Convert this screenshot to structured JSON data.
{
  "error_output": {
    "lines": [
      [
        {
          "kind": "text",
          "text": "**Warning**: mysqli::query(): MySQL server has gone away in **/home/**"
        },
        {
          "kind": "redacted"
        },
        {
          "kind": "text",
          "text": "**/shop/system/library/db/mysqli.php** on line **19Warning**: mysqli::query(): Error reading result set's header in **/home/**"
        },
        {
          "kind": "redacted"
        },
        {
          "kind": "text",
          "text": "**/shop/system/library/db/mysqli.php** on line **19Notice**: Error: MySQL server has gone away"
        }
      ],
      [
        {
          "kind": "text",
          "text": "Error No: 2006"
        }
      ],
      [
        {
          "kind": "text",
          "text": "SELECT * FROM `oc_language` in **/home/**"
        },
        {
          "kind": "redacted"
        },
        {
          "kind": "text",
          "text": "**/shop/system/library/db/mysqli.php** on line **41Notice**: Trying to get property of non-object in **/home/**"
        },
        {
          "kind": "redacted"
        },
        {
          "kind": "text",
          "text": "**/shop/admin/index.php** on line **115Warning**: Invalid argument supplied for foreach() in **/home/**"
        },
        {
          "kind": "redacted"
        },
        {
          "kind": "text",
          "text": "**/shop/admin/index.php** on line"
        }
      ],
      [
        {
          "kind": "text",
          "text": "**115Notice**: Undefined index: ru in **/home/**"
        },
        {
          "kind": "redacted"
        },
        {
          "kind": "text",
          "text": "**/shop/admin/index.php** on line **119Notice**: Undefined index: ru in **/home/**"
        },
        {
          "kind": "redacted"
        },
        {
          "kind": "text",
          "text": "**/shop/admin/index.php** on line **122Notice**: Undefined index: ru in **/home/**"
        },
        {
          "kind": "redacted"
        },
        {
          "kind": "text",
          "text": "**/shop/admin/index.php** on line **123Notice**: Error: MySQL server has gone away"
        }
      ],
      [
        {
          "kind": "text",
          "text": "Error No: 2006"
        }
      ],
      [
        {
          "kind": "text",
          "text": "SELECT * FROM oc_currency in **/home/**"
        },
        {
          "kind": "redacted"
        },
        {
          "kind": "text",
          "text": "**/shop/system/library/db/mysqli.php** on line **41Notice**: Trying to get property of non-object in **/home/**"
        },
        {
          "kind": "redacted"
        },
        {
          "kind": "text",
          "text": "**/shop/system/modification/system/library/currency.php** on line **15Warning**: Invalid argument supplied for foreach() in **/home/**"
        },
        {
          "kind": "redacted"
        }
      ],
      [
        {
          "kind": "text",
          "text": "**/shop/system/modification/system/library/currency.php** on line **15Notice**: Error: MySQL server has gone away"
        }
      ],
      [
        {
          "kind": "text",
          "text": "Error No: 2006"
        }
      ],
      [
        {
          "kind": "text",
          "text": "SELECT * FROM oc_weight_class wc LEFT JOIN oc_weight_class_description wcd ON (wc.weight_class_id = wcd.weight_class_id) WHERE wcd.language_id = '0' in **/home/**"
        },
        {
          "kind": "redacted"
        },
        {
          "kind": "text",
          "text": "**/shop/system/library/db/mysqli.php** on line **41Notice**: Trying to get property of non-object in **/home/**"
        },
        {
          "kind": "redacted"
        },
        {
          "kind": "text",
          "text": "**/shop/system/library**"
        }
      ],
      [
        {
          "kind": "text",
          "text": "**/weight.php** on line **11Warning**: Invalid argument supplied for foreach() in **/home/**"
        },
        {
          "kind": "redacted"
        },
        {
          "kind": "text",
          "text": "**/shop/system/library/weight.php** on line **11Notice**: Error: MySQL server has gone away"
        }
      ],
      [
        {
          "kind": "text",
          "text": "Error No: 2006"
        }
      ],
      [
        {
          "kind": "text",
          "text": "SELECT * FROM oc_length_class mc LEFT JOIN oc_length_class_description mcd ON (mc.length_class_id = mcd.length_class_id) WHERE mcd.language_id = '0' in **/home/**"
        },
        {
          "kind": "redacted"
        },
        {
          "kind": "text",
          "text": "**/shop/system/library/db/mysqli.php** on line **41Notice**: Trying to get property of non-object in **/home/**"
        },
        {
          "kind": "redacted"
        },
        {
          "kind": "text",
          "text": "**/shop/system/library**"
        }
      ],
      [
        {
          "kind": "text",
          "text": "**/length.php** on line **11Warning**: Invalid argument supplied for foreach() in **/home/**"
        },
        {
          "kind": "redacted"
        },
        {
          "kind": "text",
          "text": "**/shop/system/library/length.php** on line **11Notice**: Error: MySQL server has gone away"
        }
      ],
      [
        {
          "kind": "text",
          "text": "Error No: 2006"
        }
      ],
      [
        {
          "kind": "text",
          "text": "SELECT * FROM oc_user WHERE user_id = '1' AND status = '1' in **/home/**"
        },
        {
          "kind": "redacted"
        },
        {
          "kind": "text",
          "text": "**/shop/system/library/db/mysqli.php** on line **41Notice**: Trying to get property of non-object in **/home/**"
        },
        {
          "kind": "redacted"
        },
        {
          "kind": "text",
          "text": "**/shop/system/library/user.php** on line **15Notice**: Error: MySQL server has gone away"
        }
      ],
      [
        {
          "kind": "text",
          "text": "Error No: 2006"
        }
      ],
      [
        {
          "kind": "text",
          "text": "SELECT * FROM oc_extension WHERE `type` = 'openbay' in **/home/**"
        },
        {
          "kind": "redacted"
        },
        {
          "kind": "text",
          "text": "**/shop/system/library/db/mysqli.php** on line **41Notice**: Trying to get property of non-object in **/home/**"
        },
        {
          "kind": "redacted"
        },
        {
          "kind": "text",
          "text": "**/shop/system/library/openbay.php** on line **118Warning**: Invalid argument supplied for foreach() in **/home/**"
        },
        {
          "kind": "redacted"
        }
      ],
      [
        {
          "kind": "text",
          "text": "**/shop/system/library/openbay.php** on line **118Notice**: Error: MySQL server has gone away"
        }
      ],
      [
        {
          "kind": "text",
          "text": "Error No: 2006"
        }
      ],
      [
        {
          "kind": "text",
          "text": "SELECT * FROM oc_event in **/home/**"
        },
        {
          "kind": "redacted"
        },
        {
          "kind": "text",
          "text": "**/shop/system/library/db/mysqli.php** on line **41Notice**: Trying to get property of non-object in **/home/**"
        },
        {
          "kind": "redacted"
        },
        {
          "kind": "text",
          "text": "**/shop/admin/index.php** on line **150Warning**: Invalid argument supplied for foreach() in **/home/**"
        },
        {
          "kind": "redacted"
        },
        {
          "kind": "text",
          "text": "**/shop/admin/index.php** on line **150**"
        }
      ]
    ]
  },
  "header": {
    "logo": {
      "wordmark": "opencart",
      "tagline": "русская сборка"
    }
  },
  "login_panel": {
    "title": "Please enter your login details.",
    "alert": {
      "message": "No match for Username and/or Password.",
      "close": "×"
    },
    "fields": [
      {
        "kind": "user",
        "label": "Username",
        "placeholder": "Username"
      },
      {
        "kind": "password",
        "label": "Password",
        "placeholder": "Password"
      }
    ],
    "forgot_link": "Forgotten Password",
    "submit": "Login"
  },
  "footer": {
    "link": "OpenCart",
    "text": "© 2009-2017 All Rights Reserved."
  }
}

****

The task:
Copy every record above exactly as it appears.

Solution below:
Convert this screenshot to structured JSON data.
{
  "error_output": {
    "lines": [
      [
        {
          "kind": "text",
          "text": "**Warning**: mysqli::query(): MySQL server has gone away in **/home/**"
        },
        {
          "kind": "redacted"
        },
        {
          "kind": "text",
          "text": "**/shop/system/library/db/mysqli.php** on line **19Warning**: mysqli::query(): Error reading result set's header in **/home/**"
        },
        {
          "kind": "redacted"
        },
        {
          "kind": "text",
          "text": "**/shop/system/library/db/mysqli.php** on line **19Notice**: Error: MySQL server has gone away"
        }
      ],
      [
        {
          "kind": "text",
          "text": "Error No: 2006"
        }
      ],
      [
        {
          "kind": "text",
          "text": "SELECT * FROM `oc_language` in **/home/**"
        },
        {
          "kind": "redacted"
        },
        {
          "kind": "text",
          "text": "**/shop/system/library/db/mysqli.php** on line **41Notice**: Trying to get property of non-object in **/home/**"
        },
        {
          "kind": "redacted"
        },
        {
          "kind": "text",
          "text": "**/shop/admin/index.php** on line **115Warning**: Invalid argument supplied for foreach() in **/home/**"
        },
        {
          "kind": "redacted"
        },
        {
          "kind": "text",
          "text": "**/shop/admin/index.php** on line"
        }
      ],
      [
        {
          "kind": "text",
          "text": "**115Notice**: Undefined index: ru in **/home/**"
        },
        {
          "kind": "redacted"
        },
        {
          "kind": "text",
          "text": "**/shop/admin/index.php** on line **119Notice**: Undefined index: ru in **/home/**"
        },
        {
          "kind": "redacted"
        },
        {
          "kind": "text",
          "text": "**/shop/admin/index.php** on line **122Notice**: Undefined index: ru in **/home/**"
        },
        {
          "kind": "redacted"
        },
        {
          "kind": "text",
          "text": "**/shop/admin/index.php** on line **123Notice**: Error: MySQL server has gone away"
        }
      ],
      [
        {
          "kind": "text",
          "text": "Error No: 2006"
        }
      ],
      [
        {
          "kind": "text",
          "text": "SELECT * FROM oc_currency in **/home/**"
        },
        {
          "kind": "redacted"
        },
        {
          "kind": "text",
          "text": "**/shop/system/library/db/mysqli.php** on line **41Notice**: Trying to get property of non-object in **/home/**"
        },
        {
          "kind": "redacted"
        },
        {
          "kind": "text",
          "text": "**/shop/system/modification/system/library/currency.php** on line **15Warning**: Invalid argument supplied for foreach() in **/home/**"
        },
        {
          "kind": "redacted"
        }
      ],
      [
        {
          "kind": "text",
          "text": "**/shop/system/modification/system/library/currency.php** on line **15Notice**: Error: MySQL server has gone away"
        }
      ],
      [
        {
          "kind": "text",
          "text": "Error No: 2006"
        }
      ],
      [
        {
          "kind": "text",
          "text": "SELECT * FROM oc_weight_class wc LEFT JOIN oc_weight_class_description wcd ON (wc.weight_class_id = wcd.weight_class_id) WHERE wcd.language_id = '0' in **/home/**"
        },
        {
          "kind": "redacted"
        },
        {
          "kind": "text",
          "text": "**/shop/system/library/db/mysqli.php** on line **41Notice**: Trying to get property of non-object in **/home/**"
        },
        {
          "kind": "redacted"
        },
        {
          "kind": "text",
          "text": "**/shop/system/library**"
        }
      ],
      [
        {
          "kind": "text",
          "text": "**/weight.php** on line **11Warning**: Invalid argument supplied for foreach() in **/home/**"
        },
        {
          "kind": "redacted"
        },
        {
          "kind": "text",
          "text": "**/shop/system/library/weight.php** on line **11Notice**: Error: MySQL server has gone away"
        }
      ],
      [
        {
          "kind": "text",
          "text": "Error No: 2006"
        }
      ],
      [
        {
          "kind": "text",
          "text": "SELECT * FROM oc_length_class mc LEFT JOIN oc_length_class_description mcd ON (mc.length_class_id = mcd.length_class_id) WHERE mcd.language_id = '0' in **/home/**"
        },
        {
          "kind": "redacted"
        },
        {
          "kind": "text",
          "text": "**/shop/system/library/db/mysqli.php** on line **41Notice**: Trying to get property of non-object in **/home/**"
        },
        {
          "kind": "redacted"
        },
        {
          "kind": "text",
          "text": "**/shop/system/library**"
        }
      ],
      [
        {
          "kind": "text",
          "text": "**/length.php** on line **11Warning**: Invalid argument supplied for foreach() in **/home/**"
        },
        {
          "kind": "redacted"
        },
        {
          "kind": "text",
          "text": "**/shop/system/library/length.php** on line **11Notice**: Error: MySQL server has gone away"
        }
      ],
      [
        {
          "kind": "text",
          "text": "Error No: 2006"
        }
      ],
      [
        {
          "kind": "text",
          "text": "SELECT * FROM oc_user WHERE user_id = '1' AND status = '1' in **/home/**"
        },
        {
          "kind": "redacted"
        },
        {
          "kind": "text",
          "text": "**/shop/system/library/db/mysqli.php** on line **41Notice**: Trying to get property of non-object in **/home/**"
        },
        {
          "kind": "redacted"
        },
        {
          "kind": "text",
          "text": "**/shop/system/library/user.php** on line **15Notice**: Error: MySQL server has gone away"
        }
      ],
      [
        {
          "kind": "text",
          "text": "Error No: 2006"
        }
      ],
      [
        {
          "kind": "text",
          "text": "SELECT * FROM oc_extension WHERE `type` = 'openbay' in **/home/**"
        },
        {
          "kind": "redacted"
        },
        {
          "kind": "text",
          "text": "**/shop/system/library/db/mysqli.php** on line **41Notice**: Trying to get property of non-object in **/home/**"
        },
        {
          "kind": "redacted"
        },
        {
          "kind": "text",
          "text": "**/shop/system/library/openbay.php** on line **118Warning**: Invalid argument supplied for foreach() in **/home/**"
        },
        {
          "kind": "redacted"
        }
      ],
      [
        {
          "kind": "text",
          "text": "**/shop/system/library/openbay.php** on line **118Notice**: Error: MySQL server has gone away"
        }
      ],
      [
        {
          "kind": "text",
          "text": "Error No: 2006"
        }
      ],
      [
        {
          "kind": "text",
          "text": "SELECT * FROM oc_event in **/home/**"
        },
        {
          "kind": "redacted"
        },
        {
          "kind": "text",
          "text": "**/shop/system/library/db/mysqli.php** on line **41Notice**: Trying to get property of non-object in **/home/**"
        },
        {
          "kind": "redacted"
        },
        {
          "kind": "text",
          "text": "**/shop/admin/index.php** on line **150Warning**: Invalid argument supplied for foreach() in **/home/**"
        },
        {
          "kind": "redacted"
        },
        {
          "kind": "text",
          "text": "**/shop/admin/index.php** on line **150**"
        }
      ]
    ]
  },
  "header": {
    "logo": {
      "wordmark": "opencart",
      "tagline": "русская сборка"
    }
  },
  "login_panel": {
    "title": "Please enter your login details.",
    "alert": {
      "message": "No match for Username and/or Password.",
      "close": "×"
    },
    "fields": [
      {
        "kind": "user",
        "label": "Username",
        "placeholder": "Username"
      },
      {
        "kind": "password",
        "label": "Password",
        "placeholder": "Password"
      }
    ],
    "forgot_link": "Forgotten Password",
    "submit": "Login"
  },
  "footer": {
    "link": "OpenCart",
    "text": "© 2009-2017 All Rights Reserved."
  }
}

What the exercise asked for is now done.